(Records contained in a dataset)
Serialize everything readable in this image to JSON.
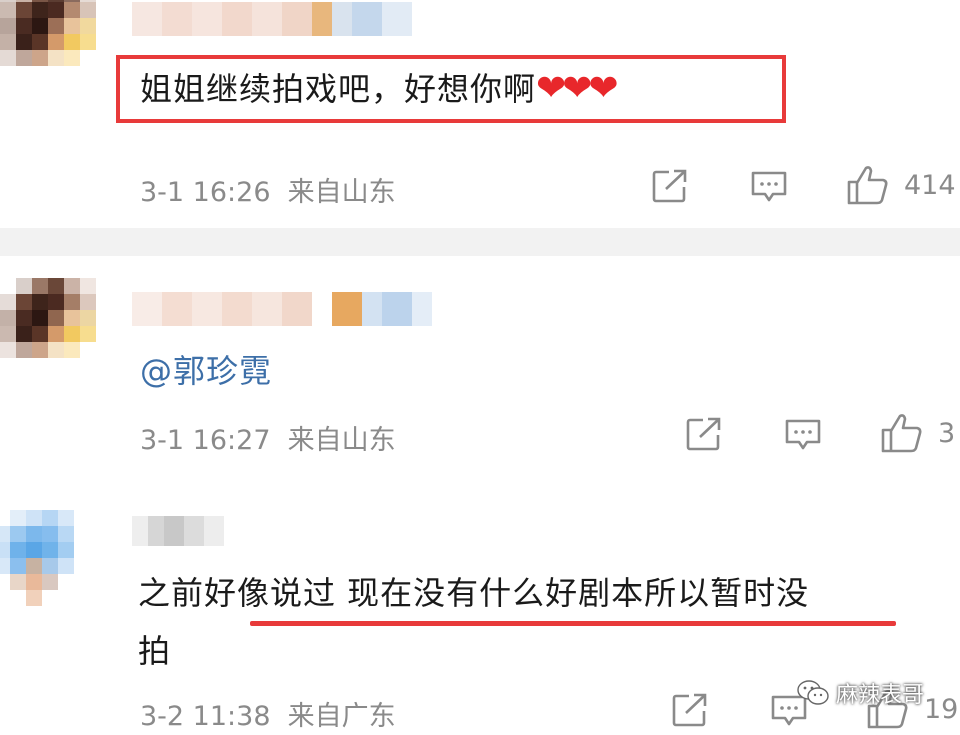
{
  "comments": [
    {
      "text": "姐姐继续拍戏吧，好想你啊",
      "hearts": "❤❤❤",
      "time": "3-1 16:26",
      "location": "来自山东",
      "likes": "414"
    },
    {
      "mention": "@郭珍霓",
      "time": "3-1 16:27",
      "location": "来自山东",
      "likes": "3"
    },
    {
      "text_line1": "之前好像说过 现在没有什么好剧本所以暂时没",
      "text_line2": "拍",
      "time": "3-2 11:38",
      "location": "来自广东",
      "likes": "19"
    }
  ],
  "watermark": {
    "label": "麻辣表哥"
  },
  "icons": {
    "share": "share-icon",
    "comment": "comment-icon",
    "like": "thumbs-up-icon",
    "watermark": "wechat-icon"
  },
  "colors": {
    "highlight": "#e83a3a",
    "mention": "#3d6fa8",
    "meta": "#8a8a8a",
    "divider": "#f2f2f2"
  }
}
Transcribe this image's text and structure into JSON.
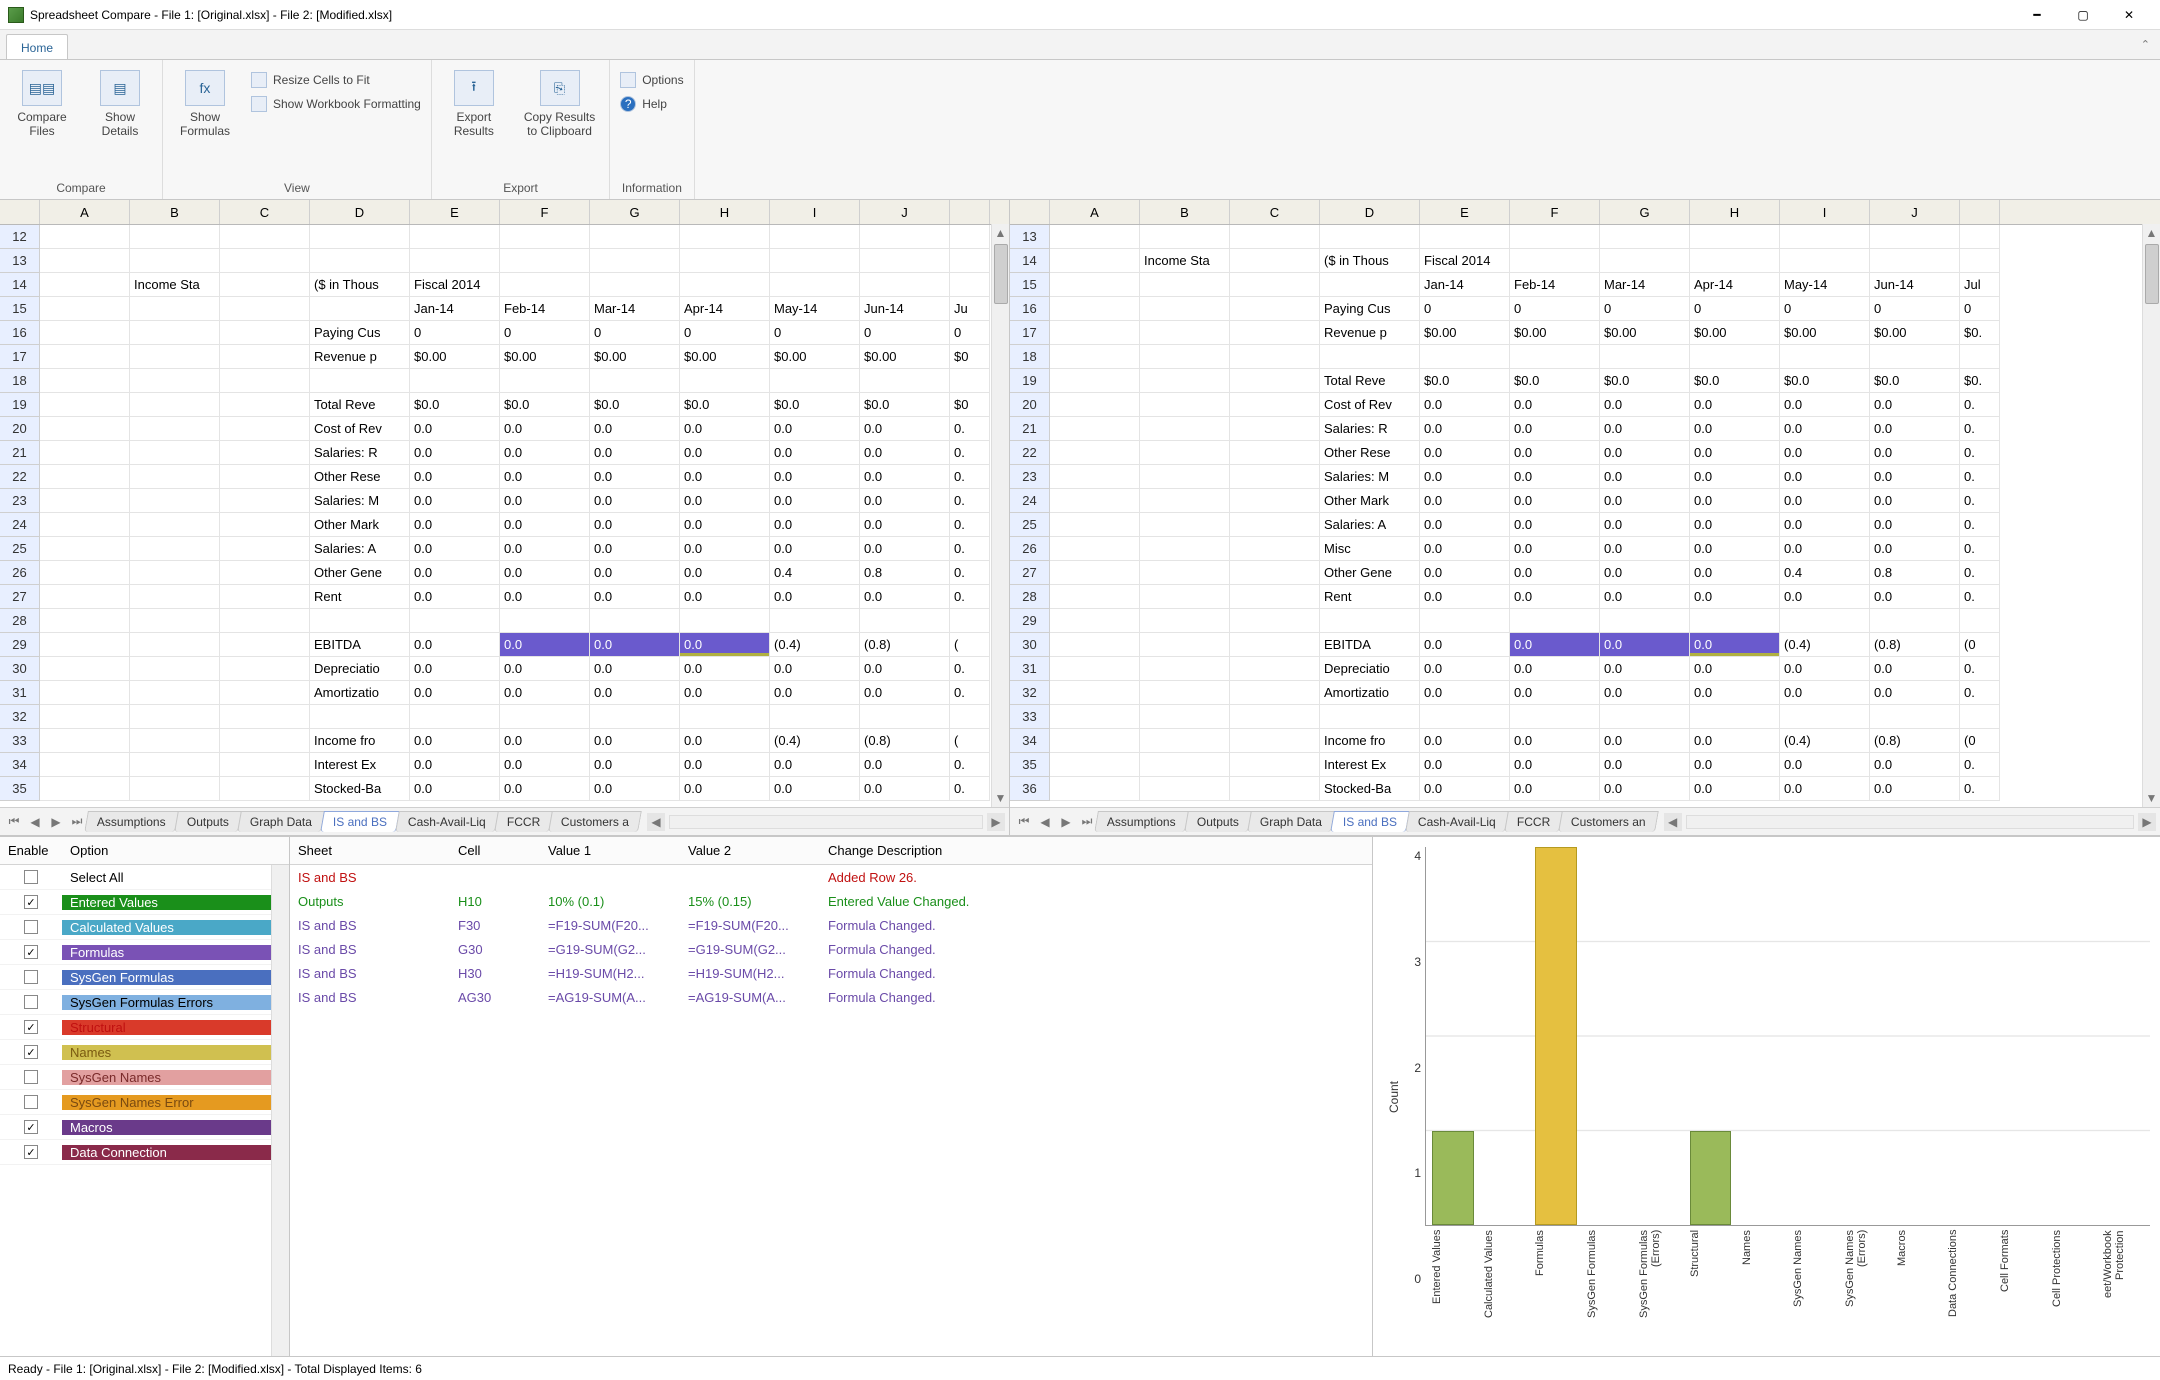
{
  "window": {
    "title": "Spreadsheet Compare - File 1: [Original.xlsx] - File 2: [Modified.xlsx]"
  },
  "tab": {
    "home": "Home"
  },
  "ribbon": {
    "compare": {
      "compareFiles": "Compare\nFiles",
      "showDetails": "Show\nDetails",
      "group": "Compare"
    },
    "view": {
      "showFormulas": "Show\nFormulas",
      "resize": "Resize Cells to Fit",
      "showWb": "Show Workbook Formatting",
      "group": "View"
    },
    "export": {
      "exportResults": "Export\nResults",
      "copyResults": "Copy Results\nto Clipboard",
      "group": "Export"
    },
    "info": {
      "options": "Options",
      "help": "Help",
      "group": "Information"
    }
  },
  "grid": {
    "cols": [
      "A",
      "B",
      "C",
      "D",
      "E",
      "F",
      "G",
      "H",
      "I",
      "J"
    ],
    "colsR": [
      "A",
      "B",
      "C",
      "D",
      "E",
      "F",
      "G",
      "H",
      "I",
      "J"
    ],
    "rowsLeft": [
      12,
      13,
      14,
      15,
      16,
      17,
      18,
      19,
      20,
      21,
      22,
      23,
      24,
      25,
      26,
      27,
      28,
      29,
      30,
      31,
      32,
      33,
      34,
      35
    ],
    "rowsRight": [
      13,
      14,
      15,
      16,
      17,
      18,
      19,
      20,
      21,
      22,
      23,
      24,
      25,
      26,
      27,
      28,
      29,
      30,
      31,
      32,
      33,
      34,
      35,
      36
    ],
    "left": {
      "14": {
        "B": "Income Sta",
        "D": "($ in Thous",
        "E": "Fiscal 2014"
      },
      "15": {
        "E": "Jan-14",
        "F": "Feb-14",
        "G": "Mar-14",
        "H": "Apr-14",
        "I": "May-14",
        "J": "Jun-14",
        "K": "Ju"
      },
      "16": {
        "D": "Paying Cus",
        "E": "0",
        "F": "0",
        "G": "0",
        "H": "0",
        "I": "0",
        "J": "0",
        "K": "0"
      },
      "17": {
        "D": "Revenue p",
        "E": "$0.00",
        "F": "$0.00",
        "G": "$0.00",
        "H": "$0.00",
        "I": "$0.00",
        "J": "$0.00",
        "K": "$0"
      },
      "19": {
        "D": "Total Reve",
        "E": "$0.0",
        "F": "$0.0",
        "G": "$0.0",
        "H": "$0.0",
        "I": "$0.0",
        "J": "$0.0",
        "K": "$0"
      },
      "20": {
        "D": "Cost of Rev",
        "E": "0.0",
        "F": "0.0",
        "G": "0.0",
        "H": "0.0",
        "I": "0.0",
        "J": "0.0",
        "K": "0."
      },
      "21": {
        "D": "Salaries: R",
        "E": "0.0",
        "F": "0.0",
        "G": "0.0",
        "H": "0.0",
        "I": "0.0",
        "J": "0.0",
        "K": "0."
      },
      "22": {
        "D": "Other Rese",
        "E": "0.0",
        "F": "0.0",
        "G": "0.0",
        "H": "0.0",
        "I": "0.0",
        "J": "0.0",
        "K": "0."
      },
      "23": {
        "D": "Salaries: M",
        "E": "0.0",
        "F": "0.0",
        "G": "0.0",
        "H": "0.0",
        "I": "0.0",
        "J": "0.0",
        "K": "0."
      },
      "24": {
        "D": "Other Mark",
        "E": "0.0",
        "F": "0.0",
        "G": "0.0",
        "H": "0.0",
        "I": "0.0",
        "J": "0.0",
        "K": "0."
      },
      "25": {
        "D": "Salaries: A",
        "E": "0.0",
        "F": "0.0",
        "G": "0.0",
        "H": "0.0",
        "I": "0.0",
        "J": "0.0",
        "K": "0."
      },
      "26": {
        "D": "Other Gene",
        "E": "0.0",
        "F": "0.0",
        "G": "0.0",
        "H": "0.0",
        "I": "0.4",
        "J": "0.8",
        "K": "0."
      },
      "27": {
        "D": "Rent",
        "E": "0.0",
        "F": "0.0",
        "G": "0.0",
        "H": "0.0",
        "I": "0.0",
        "J": "0.0",
        "K": "0."
      },
      "29": {
        "D": "EBITDA",
        "E": "0.0",
        "F": "0.0",
        "G": "0.0",
        "H": "0.0",
        "I": "(0.4)",
        "J": "(0.8)",
        "K": "("
      },
      "30": {
        "D": "Depreciatio",
        "E": "0.0",
        "F": "0.0",
        "G": "0.0",
        "H": "0.0",
        "I": "0.0",
        "J": "0.0",
        "K": "0."
      },
      "31": {
        "D": "Amortizatio",
        "E": "0.0",
        "F": "0.0",
        "G": "0.0",
        "H": "0.0",
        "I": "0.0",
        "J": "0.0",
        "K": "0."
      },
      "33": {
        "D": "Income fro",
        "E": "0.0",
        "F": "0.0",
        "G": "0.0",
        "H": "0.0",
        "I": "(0.4)",
        "J": "(0.8)",
        "K": "("
      },
      "34": {
        "D": "Interest Ex",
        "E": "0.0",
        "F": "0.0",
        "G": "0.0",
        "H": "0.0",
        "I": "0.0",
        "J": "0.0",
        "K": "0."
      },
      "35": {
        "D": "Stocked-Ba",
        "E": "0.0",
        "F": "0.0",
        "G": "0.0",
        "H": "0.0",
        "I": "0.0",
        "J": "0.0",
        "K": "0."
      }
    },
    "right": {
      "14": {
        "B": "Income Sta",
        "D": "($ in Thous",
        "E": "Fiscal 2014"
      },
      "15": {
        "E": "Jan-14",
        "F": "Feb-14",
        "G": "Mar-14",
        "H": "Apr-14",
        "I": "May-14",
        "J": "Jun-14",
        "K": "Jul"
      },
      "16": {
        "D": "Paying Cus",
        "E": "0",
        "F": "0",
        "G": "0",
        "H": "0",
        "I": "0",
        "J": "0",
        "K": "0"
      },
      "17": {
        "D": "Revenue p",
        "E": "$0.00",
        "F": "$0.00",
        "G": "$0.00",
        "H": "$0.00",
        "I": "$0.00",
        "J": "$0.00",
        "K": "$0."
      },
      "19": {
        "D": "Total Reve",
        "E": "$0.0",
        "F": "$0.0",
        "G": "$0.0",
        "H": "$0.0",
        "I": "$0.0",
        "J": "$0.0",
        "K": "$0."
      },
      "20": {
        "D": "Cost of Rev",
        "E": "0.0",
        "F": "0.0",
        "G": "0.0",
        "H": "0.0",
        "I": "0.0",
        "J": "0.0",
        "K": "0."
      },
      "21": {
        "D": "Salaries: R",
        "E": "0.0",
        "F": "0.0",
        "G": "0.0",
        "H": "0.0",
        "I": "0.0",
        "J": "0.0",
        "K": "0."
      },
      "22": {
        "D": "Other Rese",
        "E": "0.0",
        "F": "0.0",
        "G": "0.0",
        "H": "0.0",
        "I": "0.0",
        "J": "0.0",
        "K": "0."
      },
      "23": {
        "D": "Salaries: M",
        "E": "0.0",
        "F": "0.0",
        "G": "0.0",
        "H": "0.0",
        "I": "0.0",
        "J": "0.0",
        "K": "0."
      },
      "24": {
        "D": "Other Mark",
        "E": "0.0",
        "F": "0.0",
        "G": "0.0",
        "H": "0.0",
        "I": "0.0",
        "J": "0.0",
        "K": "0."
      },
      "25": {
        "D": "Salaries: A",
        "E": "0.0",
        "F": "0.0",
        "G": "0.0",
        "H": "0.0",
        "I": "0.0",
        "J": "0.0",
        "K": "0."
      },
      "26": {
        "D": "Misc",
        "E": "0.0",
        "F": "0.0",
        "G": "0.0",
        "H": "0.0",
        "I": "0.0",
        "J": "0.0",
        "K": "0."
      },
      "27": {
        "D": "Other Gene",
        "E": "0.0",
        "F": "0.0",
        "G": "0.0",
        "H": "0.0",
        "I": "0.4",
        "J": "0.8",
        "K": "0."
      },
      "28": {
        "D": "Rent",
        "E": "0.0",
        "F": "0.0",
        "G": "0.0",
        "H": "0.0",
        "I": "0.0",
        "J": "0.0",
        "K": "0."
      },
      "30": {
        "D": "EBITDA",
        "E": "0.0",
        "F": "0.0",
        "G": "0.0",
        "H": "0.0",
        "I": "(0.4)",
        "J": "(0.8)",
        "K": "(0"
      },
      "31": {
        "D": "Depreciatio",
        "E": "0.0",
        "F": "0.0",
        "G": "0.0",
        "H": "0.0",
        "I": "0.0",
        "J": "0.0",
        "K": "0."
      },
      "32": {
        "D": "Amortizatio",
        "E": "0.0",
        "F": "0.0",
        "G": "0.0",
        "H": "0.0",
        "I": "0.0",
        "J": "0.0",
        "K": "0."
      },
      "34": {
        "D": "Income fro",
        "E": "0.0",
        "F": "0.0",
        "G": "0.0",
        "H": "0.0",
        "I": "(0.4)",
        "J": "(0.8)",
        "K": "(0"
      },
      "35": {
        "D": "Interest Ex",
        "E": "0.0",
        "F": "0.0",
        "G": "0.0",
        "H": "0.0",
        "I": "0.0",
        "J": "0.0",
        "K": "0."
      },
      "36": {
        "D": "Stocked-Ba",
        "E": "0.0",
        "F": "0.0",
        "G": "0.0",
        "H": "0.0",
        "I": "0.0",
        "J": "0.0",
        "K": "0."
      }
    },
    "hlLeft": {
      "row": 29,
      "cols": [
        "F",
        "G",
        "H"
      ]
    },
    "hlRight": {
      "row": 30,
      "cols": [
        "F",
        "G",
        "H"
      ]
    }
  },
  "sheets": [
    "Assumptions",
    "Outputs",
    "Graph Data",
    "IS and BS",
    "Cash-Avail-Liq",
    "FCCR",
    "Customers a"
  ],
  "sheetsRight": [
    "Assumptions",
    "Outputs",
    "Graph Data",
    "IS and BS",
    "Cash-Avail-Liq",
    "FCCR",
    "Customers an"
  ],
  "activeSheet": "IS and BS",
  "options": {
    "hdrEnable": "Enable",
    "hdrOption": "Option",
    "rows": [
      {
        "label": "Select All",
        "checked": false,
        "bg": "#ffffff",
        "fg": "#000"
      },
      {
        "label": "Entered Values",
        "checked": true,
        "bg": "#1a8f1a",
        "fg": "#fff"
      },
      {
        "label": "Calculated Values",
        "checked": false,
        "bg": "#4aa8c7",
        "fg": "#fff"
      },
      {
        "label": "Formulas",
        "checked": true,
        "bg": "#7a52b5",
        "fg": "#fff"
      },
      {
        "label": "SysGen Formulas",
        "checked": false,
        "bg": "#4a6fbf",
        "fg": "#fff"
      },
      {
        "label": "SysGen Formulas Errors",
        "checked": false,
        "bg": "#7fb0e0",
        "fg": "#000"
      },
      {
        "label": "Structural",
        "checked": true,
        "bg": "#d93a2a",
        "fg": "#c01010"
      },
      {
        "label": "Names",
        "checked": true,
        "bg": "#d0c050",
        "fg": "#7a5a10"
      },
      {
        "label": "SysGen Names",
        "checked": false,
        "bg": "#e2a0a0",
        "fg": "#7a2a2a"
      },
      {
        "label": "SysGen Names Error",
        "checked": false,
        "bg": "#e59a20",
        "fg": "#7a4a10"
      },
      {
        "label": "Macros",
        "checked": true,
        "bg": "#6a3a8a",
        "fg": "#fff"
      },
      {
        "label": "Data Connection",
        "checked": true,
        "bg": "#8a2a4a",
        "fg": "#fff"
      }
    ]
  },
  "diff": {
    "headers": {
      "sheet": "Sheet",
      "cell": "Cell",
      "v1": "Value 1",
      "v2": "Value 2",
      "desc": "Change Description"
    },
    "rows": [
      {
        "sheet": "IS and BS",
        "cell": "",
        "v1": "",
        "v2": "",
        "desc": "Added Row 26.",
        "color": "#c01010"
      },
      {
        "sheet": "Outputs",
        "cell": "H10",
        "v1": "10% (0.1)",
        "v2": "15% (0.15)",
        "desc": "Entered Value Changed.",
        "color": "#1a8f1a"
      },
      {
        "sheet": "IS and BS",
        "cell": "F30",
        "v1": "=F19-SUM(F20...",
        "v2": "=F19-SUM(F20...",
        "desc": "Formula Changed.",
        "color": "#6a4aa8"
      },
      {
        "sheet": "IS and BS",
        "cell": "G30",
        "v1": "=G19-SUM(G2...",
        "v2": "=G19-SUM(G2...",
        "desc": "Formula Changed.",
        "color": "#6a4aa8"
      },
      {
        "sheet": "IS and BS",
        "cell": "H30",
        "v1": "=H19-SUM(H2...",
        "v2": "=H19-SUM(H2...",
        "desc": "Formula Changed.",
        "color": "#6a4aa8"
      },
      {
        "sheet": "IS and BS",
        "cell": "AG30",
        "v1": "=AG19-SUM(A...",
        "v2": "=AG19-SUM(A...",
        "desc": "Formula Changed.",
        "color": "#6a4aa8"
      }
    ]
  },
  "chart_data": {
    "type": "bar",
    "ylabel": "Count",
    "categories": [
      "Entered Values",
      "Calculated Values",
      "Formulas",
      "SysGen Formulas",
      "SysGen Formulas (Errors)",
      "Structural",
      "Names",
      "SysGen Names",
      "SysGen Names (Errors)",
      "Macros",
      "Data Connections",
      "Cell Formats",
      "Cell Protections",
      "eet/Workbook Protection"
    ],
    "values": [
      1,
      0,
      4,
      0,
      0,
      1,
      0,
      0,
      0,
      0,
      0,
      0,
      0,
      0
    ],
    "colors": [
      "#9aba5a",
      "#9aba5a",
      "#e5c040",
      "#9aba5a",
      "#9aba5a",
      "#9aba5a",
      "#9aba5a",
      "#9aba5a",
      "#9aba5a",
      "#9aba5a",
      "#9aba5a",
      "#9aba5a",
      "#9aba5a",
      "#9aba5a"
    ],
    "ymax": 4,
    "yticks": [
      0,
      1,
      2,
      3,
      4
    ]
  },
  "status": "Ready - File 1: [Original.xlsx] - File 2: [Modified.xlsx] - Total Displayed Items: 6"
}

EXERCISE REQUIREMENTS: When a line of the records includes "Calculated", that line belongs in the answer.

REPLY:
        "label": "Calculated Values",
      "Calculated Values",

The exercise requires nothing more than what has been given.